*EXERCISE DESCRIPTION*
Go through the entries below line by line and tally those holding "content"; write only the tally.

-------

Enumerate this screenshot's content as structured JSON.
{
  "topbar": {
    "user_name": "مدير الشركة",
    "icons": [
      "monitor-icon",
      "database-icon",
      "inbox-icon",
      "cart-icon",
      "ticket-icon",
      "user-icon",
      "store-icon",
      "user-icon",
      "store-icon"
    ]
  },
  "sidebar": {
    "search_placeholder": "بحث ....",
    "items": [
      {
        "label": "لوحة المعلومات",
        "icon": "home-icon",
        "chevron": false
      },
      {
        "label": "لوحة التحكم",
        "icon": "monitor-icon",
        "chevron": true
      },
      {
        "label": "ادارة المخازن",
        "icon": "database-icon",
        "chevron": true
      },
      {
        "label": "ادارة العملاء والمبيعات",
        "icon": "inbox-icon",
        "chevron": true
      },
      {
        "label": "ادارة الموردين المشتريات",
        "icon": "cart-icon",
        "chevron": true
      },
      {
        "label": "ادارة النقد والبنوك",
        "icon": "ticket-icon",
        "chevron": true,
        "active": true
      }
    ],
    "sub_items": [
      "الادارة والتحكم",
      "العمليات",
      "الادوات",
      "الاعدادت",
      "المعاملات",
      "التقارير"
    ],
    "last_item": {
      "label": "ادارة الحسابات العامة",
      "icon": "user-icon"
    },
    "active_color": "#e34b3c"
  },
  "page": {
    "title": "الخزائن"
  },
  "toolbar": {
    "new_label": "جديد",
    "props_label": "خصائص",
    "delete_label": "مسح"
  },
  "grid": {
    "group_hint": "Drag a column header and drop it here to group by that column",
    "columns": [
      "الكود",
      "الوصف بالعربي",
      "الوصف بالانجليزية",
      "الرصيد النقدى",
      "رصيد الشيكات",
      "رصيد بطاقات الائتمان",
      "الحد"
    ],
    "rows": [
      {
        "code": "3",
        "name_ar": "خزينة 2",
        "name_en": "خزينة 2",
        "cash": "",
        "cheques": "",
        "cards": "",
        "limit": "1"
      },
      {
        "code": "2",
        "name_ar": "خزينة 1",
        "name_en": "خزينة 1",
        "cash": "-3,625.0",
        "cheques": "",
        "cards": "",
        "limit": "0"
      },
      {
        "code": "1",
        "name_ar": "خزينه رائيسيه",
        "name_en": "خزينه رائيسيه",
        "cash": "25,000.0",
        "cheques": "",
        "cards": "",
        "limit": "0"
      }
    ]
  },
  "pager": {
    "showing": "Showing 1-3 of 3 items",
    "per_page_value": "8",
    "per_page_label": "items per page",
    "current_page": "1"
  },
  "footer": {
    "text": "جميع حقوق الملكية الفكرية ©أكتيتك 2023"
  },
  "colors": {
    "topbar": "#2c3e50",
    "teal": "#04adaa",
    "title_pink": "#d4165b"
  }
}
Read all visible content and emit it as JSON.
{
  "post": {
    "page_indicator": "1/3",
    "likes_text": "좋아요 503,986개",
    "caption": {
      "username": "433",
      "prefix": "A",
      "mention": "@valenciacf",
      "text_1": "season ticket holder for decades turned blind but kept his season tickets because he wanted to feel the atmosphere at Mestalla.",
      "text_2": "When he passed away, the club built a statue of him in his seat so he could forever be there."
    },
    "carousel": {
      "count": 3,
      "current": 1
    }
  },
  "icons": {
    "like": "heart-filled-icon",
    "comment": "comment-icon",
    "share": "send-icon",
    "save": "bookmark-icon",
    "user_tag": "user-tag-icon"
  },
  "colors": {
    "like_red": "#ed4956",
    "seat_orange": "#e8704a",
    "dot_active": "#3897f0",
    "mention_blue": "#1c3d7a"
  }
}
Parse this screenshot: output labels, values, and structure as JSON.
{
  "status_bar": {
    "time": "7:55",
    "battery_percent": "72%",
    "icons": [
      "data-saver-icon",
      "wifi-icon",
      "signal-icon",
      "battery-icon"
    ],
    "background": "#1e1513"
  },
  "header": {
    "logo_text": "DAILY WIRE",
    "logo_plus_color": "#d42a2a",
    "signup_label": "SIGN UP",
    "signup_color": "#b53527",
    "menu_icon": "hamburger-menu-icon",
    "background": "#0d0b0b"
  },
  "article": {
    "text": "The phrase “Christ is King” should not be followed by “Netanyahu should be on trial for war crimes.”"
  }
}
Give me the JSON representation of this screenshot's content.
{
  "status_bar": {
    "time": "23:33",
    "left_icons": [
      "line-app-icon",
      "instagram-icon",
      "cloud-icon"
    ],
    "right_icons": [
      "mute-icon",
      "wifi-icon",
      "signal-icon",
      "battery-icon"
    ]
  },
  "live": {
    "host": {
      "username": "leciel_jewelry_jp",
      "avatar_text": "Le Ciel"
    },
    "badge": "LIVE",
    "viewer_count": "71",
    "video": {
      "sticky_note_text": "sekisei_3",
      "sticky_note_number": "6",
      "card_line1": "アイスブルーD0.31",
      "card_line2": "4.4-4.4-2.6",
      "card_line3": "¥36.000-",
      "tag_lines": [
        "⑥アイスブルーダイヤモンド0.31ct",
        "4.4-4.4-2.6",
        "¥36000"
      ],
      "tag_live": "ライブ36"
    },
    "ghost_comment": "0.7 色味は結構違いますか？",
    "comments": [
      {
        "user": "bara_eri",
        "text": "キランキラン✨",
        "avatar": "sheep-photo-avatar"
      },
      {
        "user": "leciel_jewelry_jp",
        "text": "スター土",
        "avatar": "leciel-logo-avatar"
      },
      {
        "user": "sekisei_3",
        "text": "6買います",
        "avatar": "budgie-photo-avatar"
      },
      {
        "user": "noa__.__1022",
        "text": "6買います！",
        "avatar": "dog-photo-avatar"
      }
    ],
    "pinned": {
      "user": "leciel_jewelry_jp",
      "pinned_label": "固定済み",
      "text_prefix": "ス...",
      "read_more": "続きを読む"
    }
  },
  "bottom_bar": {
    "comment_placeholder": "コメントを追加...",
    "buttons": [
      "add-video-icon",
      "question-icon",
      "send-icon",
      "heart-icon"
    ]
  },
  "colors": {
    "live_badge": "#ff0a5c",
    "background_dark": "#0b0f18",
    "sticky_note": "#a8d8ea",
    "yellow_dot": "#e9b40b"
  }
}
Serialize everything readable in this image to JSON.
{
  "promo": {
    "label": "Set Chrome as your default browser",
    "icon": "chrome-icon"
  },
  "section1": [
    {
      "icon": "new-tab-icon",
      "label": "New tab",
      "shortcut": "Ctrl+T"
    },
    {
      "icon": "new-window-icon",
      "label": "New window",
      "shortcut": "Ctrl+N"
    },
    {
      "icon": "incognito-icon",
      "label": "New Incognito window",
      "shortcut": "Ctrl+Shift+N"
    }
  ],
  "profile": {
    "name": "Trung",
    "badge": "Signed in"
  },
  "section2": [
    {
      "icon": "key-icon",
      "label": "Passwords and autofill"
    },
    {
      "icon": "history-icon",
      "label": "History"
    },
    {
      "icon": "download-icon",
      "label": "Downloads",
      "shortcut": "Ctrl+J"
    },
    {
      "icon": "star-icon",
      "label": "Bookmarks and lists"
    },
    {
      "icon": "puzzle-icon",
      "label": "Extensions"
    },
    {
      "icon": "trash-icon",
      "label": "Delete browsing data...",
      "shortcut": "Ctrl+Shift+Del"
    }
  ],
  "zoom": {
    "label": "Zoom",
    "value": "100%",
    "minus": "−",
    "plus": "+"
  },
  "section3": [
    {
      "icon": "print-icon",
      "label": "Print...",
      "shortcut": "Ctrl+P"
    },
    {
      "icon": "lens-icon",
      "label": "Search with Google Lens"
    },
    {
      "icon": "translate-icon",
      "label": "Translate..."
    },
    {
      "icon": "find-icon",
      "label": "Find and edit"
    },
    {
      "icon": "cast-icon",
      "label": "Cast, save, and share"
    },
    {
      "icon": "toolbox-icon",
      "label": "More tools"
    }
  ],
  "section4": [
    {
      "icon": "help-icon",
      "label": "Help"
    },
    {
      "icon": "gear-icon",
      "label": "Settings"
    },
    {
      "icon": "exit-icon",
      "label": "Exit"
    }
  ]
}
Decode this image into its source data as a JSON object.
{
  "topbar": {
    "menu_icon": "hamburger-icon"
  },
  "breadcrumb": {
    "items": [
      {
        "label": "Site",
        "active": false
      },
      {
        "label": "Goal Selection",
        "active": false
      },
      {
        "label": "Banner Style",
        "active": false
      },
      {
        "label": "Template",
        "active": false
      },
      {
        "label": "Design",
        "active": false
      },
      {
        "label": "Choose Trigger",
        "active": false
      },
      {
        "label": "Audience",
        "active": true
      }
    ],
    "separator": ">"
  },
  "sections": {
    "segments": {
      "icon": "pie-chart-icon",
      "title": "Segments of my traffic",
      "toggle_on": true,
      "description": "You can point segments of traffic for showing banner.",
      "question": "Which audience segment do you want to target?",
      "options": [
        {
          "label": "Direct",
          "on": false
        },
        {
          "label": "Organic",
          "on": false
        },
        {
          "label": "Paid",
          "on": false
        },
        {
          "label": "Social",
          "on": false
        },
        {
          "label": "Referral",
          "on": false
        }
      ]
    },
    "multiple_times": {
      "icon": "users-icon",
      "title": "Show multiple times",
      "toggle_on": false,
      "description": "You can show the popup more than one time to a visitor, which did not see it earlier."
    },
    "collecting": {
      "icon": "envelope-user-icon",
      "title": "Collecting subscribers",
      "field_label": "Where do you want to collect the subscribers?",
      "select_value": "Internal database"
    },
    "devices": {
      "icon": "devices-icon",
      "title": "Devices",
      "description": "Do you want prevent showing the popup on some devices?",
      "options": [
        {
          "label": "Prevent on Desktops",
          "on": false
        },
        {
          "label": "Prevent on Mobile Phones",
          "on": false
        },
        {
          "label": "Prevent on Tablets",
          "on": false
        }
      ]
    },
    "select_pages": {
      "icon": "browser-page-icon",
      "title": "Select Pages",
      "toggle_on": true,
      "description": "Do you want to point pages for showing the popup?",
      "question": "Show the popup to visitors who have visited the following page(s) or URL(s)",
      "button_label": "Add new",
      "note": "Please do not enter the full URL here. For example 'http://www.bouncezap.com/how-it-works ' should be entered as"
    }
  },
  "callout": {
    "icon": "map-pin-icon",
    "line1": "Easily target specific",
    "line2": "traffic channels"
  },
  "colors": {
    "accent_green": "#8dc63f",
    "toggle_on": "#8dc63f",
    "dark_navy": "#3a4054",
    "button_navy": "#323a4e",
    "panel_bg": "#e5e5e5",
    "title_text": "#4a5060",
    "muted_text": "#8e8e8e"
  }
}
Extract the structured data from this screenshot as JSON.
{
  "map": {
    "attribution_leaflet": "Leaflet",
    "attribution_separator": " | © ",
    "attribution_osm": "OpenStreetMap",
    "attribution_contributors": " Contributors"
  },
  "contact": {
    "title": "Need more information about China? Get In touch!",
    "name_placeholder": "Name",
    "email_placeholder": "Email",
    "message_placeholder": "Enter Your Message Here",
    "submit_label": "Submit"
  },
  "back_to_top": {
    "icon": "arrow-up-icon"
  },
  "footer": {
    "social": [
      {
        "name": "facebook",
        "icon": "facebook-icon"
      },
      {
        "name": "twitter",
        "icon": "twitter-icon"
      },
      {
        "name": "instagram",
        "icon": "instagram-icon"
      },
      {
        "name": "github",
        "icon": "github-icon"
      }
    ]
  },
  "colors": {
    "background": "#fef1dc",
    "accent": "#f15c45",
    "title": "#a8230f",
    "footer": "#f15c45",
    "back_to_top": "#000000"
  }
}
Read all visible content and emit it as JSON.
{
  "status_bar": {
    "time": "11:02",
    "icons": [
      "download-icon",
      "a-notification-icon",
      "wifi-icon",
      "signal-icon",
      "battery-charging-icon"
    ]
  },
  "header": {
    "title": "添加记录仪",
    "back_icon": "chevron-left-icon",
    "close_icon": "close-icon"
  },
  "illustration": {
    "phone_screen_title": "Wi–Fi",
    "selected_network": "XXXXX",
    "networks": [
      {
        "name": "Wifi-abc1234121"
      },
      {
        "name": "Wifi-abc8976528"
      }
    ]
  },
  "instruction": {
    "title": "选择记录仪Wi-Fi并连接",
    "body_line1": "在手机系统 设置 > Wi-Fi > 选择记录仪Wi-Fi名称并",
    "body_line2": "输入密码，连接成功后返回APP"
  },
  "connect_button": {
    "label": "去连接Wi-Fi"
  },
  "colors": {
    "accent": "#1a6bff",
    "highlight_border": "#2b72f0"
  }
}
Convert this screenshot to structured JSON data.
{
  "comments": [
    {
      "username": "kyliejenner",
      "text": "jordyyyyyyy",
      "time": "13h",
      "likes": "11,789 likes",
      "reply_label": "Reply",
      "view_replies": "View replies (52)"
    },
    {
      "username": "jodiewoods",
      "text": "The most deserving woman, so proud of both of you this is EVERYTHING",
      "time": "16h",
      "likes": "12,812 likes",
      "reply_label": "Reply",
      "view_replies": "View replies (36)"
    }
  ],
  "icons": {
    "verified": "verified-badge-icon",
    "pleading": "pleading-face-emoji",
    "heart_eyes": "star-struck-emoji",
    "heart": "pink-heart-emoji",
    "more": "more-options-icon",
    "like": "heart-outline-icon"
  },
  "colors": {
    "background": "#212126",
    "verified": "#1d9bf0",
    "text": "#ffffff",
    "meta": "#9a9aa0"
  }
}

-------

*TASK RESULT*
4